Could you return the data that follows exactly, minus the images?

Start of Supplied material

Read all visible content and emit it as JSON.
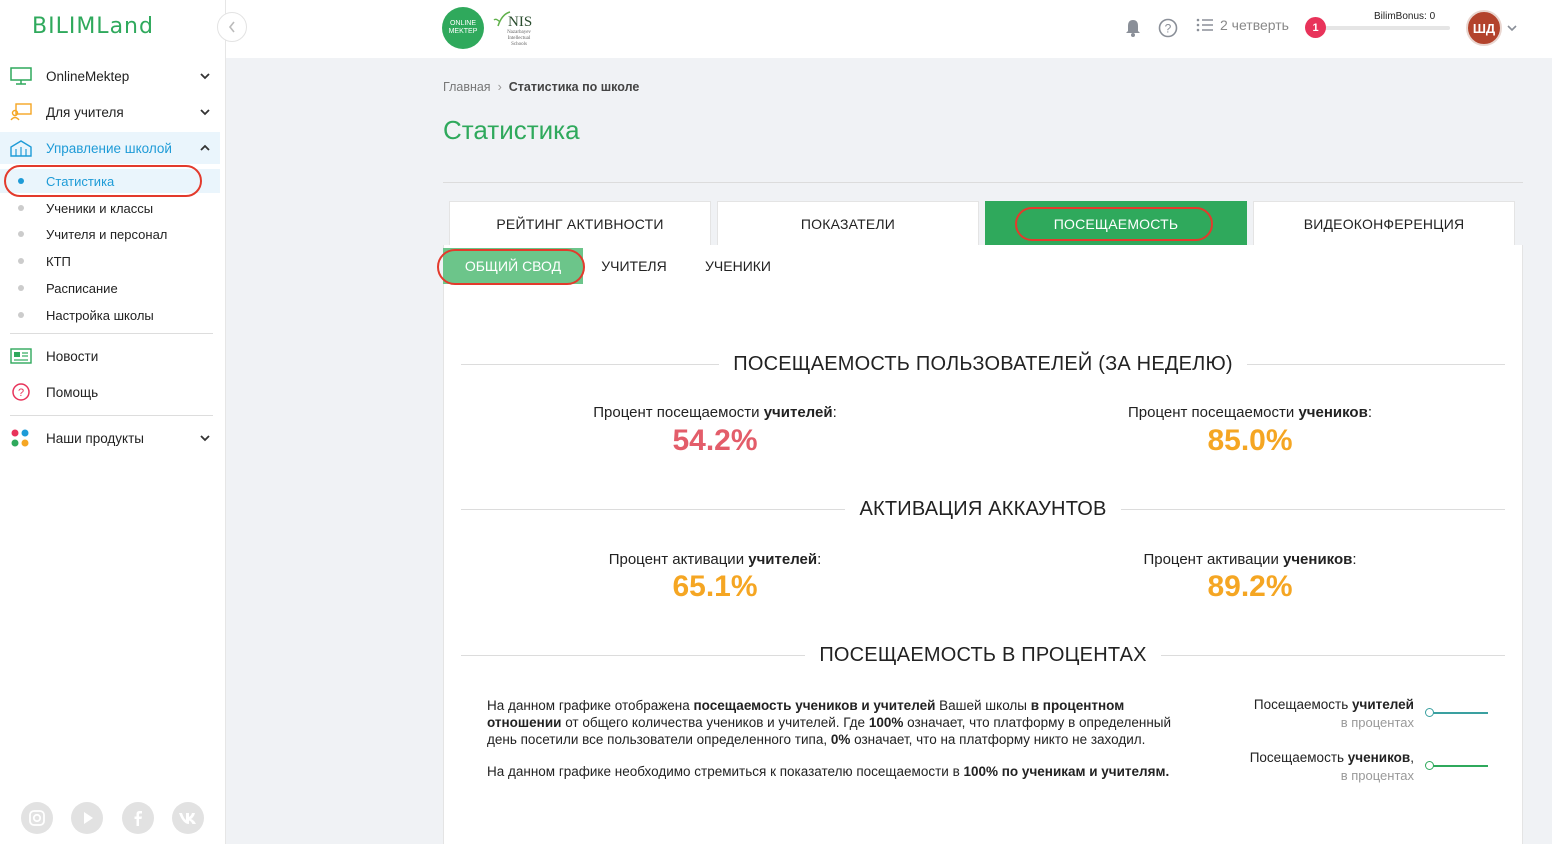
{
  "brand": {
    "logo": "BILIMLand",
    "om_logo_line1": "ONLINE",
    "om_logo_line2": "MEKTEP",
    "nis": "NIS",
    "nis_sub": "Nazarbayev Intellectual Schools"
  },
  "sidebar": {
    "items": [
      {
        "label": "OnlineMektep"
      },
      {
        "label": "Для учителя"
      },
      {
        "label": "Управление школой"
      }
    ],
    "sub_items": [
      {
        "label": "Статистика"
      },
      {
        "label": "Ученики и классы"
      },
      {
        "label": "Учителя и персонал"
      },
      {
        "label": "КТП"
      },
      {
        "label": "Расписание"
      },
      {
        "label": "Настройка школы"
      }
    ],
    "bottom_items": [
      {
        "label": "Новости"
      },
      {
        "label": "Помощь"
      },
      {
        "label": "Наши продукты"
      }
    ]
  },
  "header": {
    "quarter": "2 четверть",
    "notifications_count": "1",
    "bonus": "BilimBonus: 0",
    "avatar": "ШД"
  },
  "breadcrumb": {
    "home": "Главная",
    "current": "Статистика по школе"
  },
  "page_title": "Статистика",
  "tabs": [
    {
      "label": "РЕЙТИНГ АКТИВНОСТИ"
    },
    {
      "label": "ПОКАЗАТЕЛИ"
    },
    {
      "label": "ПОСЕЩАЕМОСТЬ"
    },
    {
      "label": "ВИДЕОКОНФЕРЕНЦИЯ"
    }
  ],
  "subtabs": [
    {
      "label": "ОБЩИЙ СВОД"
    },
    {
      "label": "УЧИТЕЛЯ"
    },
    {
      "label": "УЧЕНИКИ"
    }
  ],
  "sections": {
    "attendance": {
      "title": "ПОСЕЩАЕМОСТЬ ПОЛЬЗОВАТЕЛЕЙ (ЗА НЕДЕЛЮ)",
      "teachers_label_pre": "Процент посещаемости ",
      "teachers_label_bold": "учителей",
      "teachers_label_post": ":",
      "teachers_value": "54.2%",
      "students_label_pre": "Процент посещаемости ",
      "students_label_bold": "учеников",
      "students_label_post": ":",
      "students_value": "85.0%"
    },
    "activation": {
      "title": "АКТИВАЦИЯ АККАУНТОВ",
      "teachers_label_pre": "Процент активации ",
      "teachers_label_bold": "учителей",
      "teachers_label_post": ":",
      "teachers_value": "65.1%",
      "students_label_pre": "Процент активации ",
      "students_label_bold": "учеников",
      "students_label_post": ":",
      "students_value": "89.2%"
    },
    "percent": {
      "title": "ПОСЕЩАЕМОСТЬ В ПРОЦЕНТАХ",
      "p1_a": "На данном графике отображена ",
      "p1_b": "посещаемость учеников и учителей",
      "p1_c": " Вашей школы ",
      "p1_d": "в процентном отношении",
      "p1_e": " от общего количества учеников и учителей. Где ",
      "p1_f": "100%",
      "p1_g": " означает, что платформу в определенный день посетили все пользователи определенного типа, ",
      "p1_h": "0%",
      "p1_i": " означает, что на платформу никто не заходил.",
      "p2_a": "На данном графике необходимо стремиться к показателю посещаемости в ",
      "p2_b": "100% по ученикам и учителям.",
      "legend_teachers_pre": "Посещаемость ",
      "legend_teachers_bold": "учителей",
      "legend_teachers_sub": "в процентах",
      "legend_students_pre": "Посещаемость ",
      "legend_students_bold": "учеников",
      "legend_students_post": ",",
      "legend_students_sub": "в процентах"
    }
  },
  "colors": {
    "brand_green": "#2fa95c",
    "active_blue": "#1e9bd7",
    "value_red": "#e35d6a",
    "value_orange": "#f5a623",
    "legend_teachers": "#3aa0a0",
    "legend_students": "#2fa95c",
    "annotation": "#e33a2c"
  }
}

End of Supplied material

■ Written answer:
Read all visible content and emit it as JSON.
{
  "brand": {
    "logo": "BILIMLand",
    "om_logo_line1": "ONLINE",
    "om_logo_line2": "MEKTEP",
    "nis": "NIS",
    "nis_sub": "Nazarbayev Intellectual Schools"
  },
  "sidebar": {
    "items": [
      {
        "label": "OnlineMektep"
      },
      {
        "label": "Для учителя"
      },
      {
        "label": "Управление школой"
      }
    ],
    "sub_items": [
      {
        "label": "Статистика"
      },
      {
        "label": "Ученики и классы"
      },
      {
        "label": "Учителя и персонал"
      },
      {
        "label": "КТП"
      },
      {
        "label": "Расписание"
      },
      {
        "label": "Настройка школы"
      }
    ],
    "bottom_items": [
      {
        "label": "Новости"
      },
      {
        "label": "Помощь"
      },
      {
        "label": "Наши продукты"
      }
    ]
  },
  "header": {
    "quarter": "2 четверть",
    "notifications_count": "1",
    "bonus": "BilimBonus: 0",
    "avatar": "ШД"
  },
  "breadcrumb": {
    "home": "Главная",
    "current": "Статистика по школе"
  },
  "page_title": "Статистика",
  "tabs": [
    {
      "label": "РЕЙТИНГ АКТИВНОСТИ"
    },
    {
      "label": "ПОКАЗАТЕЛИ"
    },
    {
      "label": "ПОСЕЩАЕМОСТЬ"
    },
    {
      "label": "ВИДЕОКОНФЕРЕНЦИЯ"
    }
  ],
  "subtabs": [
    {
      "label": "ОБЩИЙ СВОД"
    },
    {
      "label": "УЧИТЕЛЯ"
    },
    {
      "label": "УЧЕНИКИ"
    }
  ],
  "sections": {
    "attendance": {
      "title": "ПОСЕЩАЕМОСТЬ ПОЛЬЗОВАТЕЛЕЙ (ЗА НЕДЕЛЮ)",
      "teachers_label_pre": "Процент посещаемости ",
      "teachers_label_bold": "учителей",
      "teachers_label_post": ":",
      "teachers_value": "54.2%",
      "students_label_pre": "Процент посещаемости ",
      "students_label_bold": "учеников",
      "students_label_post": ":",
      "students_value": "85.0%"
    },
    "activation": {
      "title": "АКТИВАЦИЯ АККАУНТОВ",
      "teachers_label_pre": "Процент активации ",
      "teachers_label_bold": "учителей",
      "teachers_label_post": ":",
      "teachers_value": "65.1%",
      "students_label_pre": "Процент активации ",
      "students_label_bold": "учеников",
      "students_label_post": ":",
      "students_value": "89.2%"
    },
    "percent": {
      "title": "ПОСЕЩАЕМОСТЬ В ПРОЦЕНТАХ",
      "p1_a": "На данном графике отображена ",
      "p1_b": "посещаемость учеников и учителей",
      "p1_c": " Вашей школы ",
      "p1_d": "в процентном отношении",
      "p1_e": " от общего количества учеников и учителей. Где ",
      "p1_f": "100%",
      "p1_g": " означает, что платформу в определенный день посетили все пользователи определенного типа, ",
      "p1_h": "0%",
      "p1_i": " означает, что на платформу никто не заходил.",
      "p2_a": "На данном графике необходимо стремиться к показателю посещаемости в ",
      "p2_b": "100% по ученикам и учителям.",
      "legend_teachers_pre": "Посещаемость ",
      "legend_teachers_bold": "учителей",
      "legend_teachers_sub": "в процентах",
      "legend_students_pre": "Посещаемость ",
      "legend_students_bold": "учеников",
      "legend_students_post": ",",
      "legend_students_sub": "в процентах"
    }
  },
  "colors": {
    "brand_green": "#2fa95c",
    "active_blue": "#1e9bd7",
    "value_red": "#e35d6a",
    "value_orange": "#f5a623",
    "legend_teachers": "#3aa0a0",
    "legend_students": "#2fa95c",
    "annotation": "#e33a2c"
  }
}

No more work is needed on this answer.